WORK ORDER ->
The full listing should be duplicated word for word.

ENTRIES PROVIDED ->
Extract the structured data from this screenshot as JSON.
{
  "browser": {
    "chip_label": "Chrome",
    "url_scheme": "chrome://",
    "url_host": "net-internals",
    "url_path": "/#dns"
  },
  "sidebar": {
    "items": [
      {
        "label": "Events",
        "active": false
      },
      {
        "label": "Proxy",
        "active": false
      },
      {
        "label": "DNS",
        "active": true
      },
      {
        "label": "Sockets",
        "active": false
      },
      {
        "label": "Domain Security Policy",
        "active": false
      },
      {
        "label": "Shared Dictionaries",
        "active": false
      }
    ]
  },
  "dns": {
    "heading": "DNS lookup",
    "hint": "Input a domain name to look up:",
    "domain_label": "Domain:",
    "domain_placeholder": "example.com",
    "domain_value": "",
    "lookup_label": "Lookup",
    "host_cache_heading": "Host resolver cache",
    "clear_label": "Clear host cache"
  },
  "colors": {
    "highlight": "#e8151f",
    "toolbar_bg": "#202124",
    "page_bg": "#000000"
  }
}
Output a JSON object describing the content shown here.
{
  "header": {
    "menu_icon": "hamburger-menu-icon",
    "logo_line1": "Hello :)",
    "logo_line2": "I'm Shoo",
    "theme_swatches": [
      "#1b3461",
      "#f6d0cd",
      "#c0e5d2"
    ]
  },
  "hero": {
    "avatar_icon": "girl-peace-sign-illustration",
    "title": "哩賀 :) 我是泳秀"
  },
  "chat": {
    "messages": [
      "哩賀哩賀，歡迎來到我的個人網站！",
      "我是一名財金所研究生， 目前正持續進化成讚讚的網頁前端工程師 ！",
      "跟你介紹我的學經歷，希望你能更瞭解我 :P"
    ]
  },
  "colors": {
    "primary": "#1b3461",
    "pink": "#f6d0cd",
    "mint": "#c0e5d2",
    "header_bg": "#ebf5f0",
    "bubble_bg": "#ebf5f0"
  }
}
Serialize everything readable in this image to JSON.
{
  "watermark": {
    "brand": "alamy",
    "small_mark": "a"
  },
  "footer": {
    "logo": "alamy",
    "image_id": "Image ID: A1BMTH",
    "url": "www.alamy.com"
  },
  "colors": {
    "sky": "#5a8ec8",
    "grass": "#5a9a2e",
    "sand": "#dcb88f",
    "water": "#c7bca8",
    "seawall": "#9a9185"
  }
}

SOLUTION ->
Extract the structured data from this screenshot as JSON.
{
  "browser": {
    "chip_label": "Chrome",
    "url_scheme": "chrome://",
    "url_host": "net-internals",
    "url_path": "/#dns"
  },
  "sidebar": {
    "items": [
      {
        "label": "Events",
        "active": false
      },
      {
        "label": "Proxy",
        "active": false
      },
      {
        "label": "DNS",
        "active": true
      },
      {
        "label": "Sockets",
        "active": false
      },
      {
        "label": "Domain Security Policy",
        "active": false
      },
      {
        "label": "Shared Dictionaries",
        "active": false
      }
    ]
  },
  "dns": {
    "heading": "DNS lookup",
    "hint": "Input a domain name to look up:",
    "domain_label": "Domain:",
    "domain_placeholder": "example.com",
    "domain_value": "",
    "lookup_label": "Lookup",
    "host_cache_heading": "Host resolver cache",
    "clear_label": "Clear host cache"
  },
  "colors": {
    "highlight": "#e8151f",
    "toolbar_bg": "#202124",
    "page_bg": "#000000"
  }
}
Output a JSON object describing the content shown here.
{
  "header": {
    "menu_icon": "hamburger-menu-icon",
    "logo_line1": "Hello :)",
    "logo_line2": "I'm Shoo",
    "theme_swatches": [
      "#1b3461",
      "#f6d0cd",
      "#c0e5d2"
    ]
  },
  "hero": {
    "avatar_icon": "girl-peace-sign-illustration",
    "title": "哩賀 :) 我是泳秀"
  },
  "chat": {
    "messages": [
      "哩賀哩賀，歡迎來到我的個人網站！",
      "我是一名財金所研究生， 目前正持續進化成讚讚的網頁前端工程師 ！",
      "跟你介紹我的學經歷，希望你能更瞭解我 :P"
    ]
  },
  "colors": {
    "primary": "#1b3461",
    "pink": "#f6d0cd",
    "mint": "#c0e5d2",
    "header_bg": "#ebf5f0",
    "bubble_bg": "#ebf5f0"
  }
}
Serialize everything readable in this image to JSON.
{
  "watermark": {
    "brand": "alamy",
    "small_mark": "a"
  },
  "footer": {
    "logo": "alamy",
    "image_id": "Image ID: A1BMTH",
    "url": "www.alamy.com"
  },
  "colors": {
    "sky": "#5a8ec8",
    "grass": "#5a9a2e",
    "sand": "#dcb88f",
    "water": "#c7bca8",
    "seawall": "#9a9185"
  }
}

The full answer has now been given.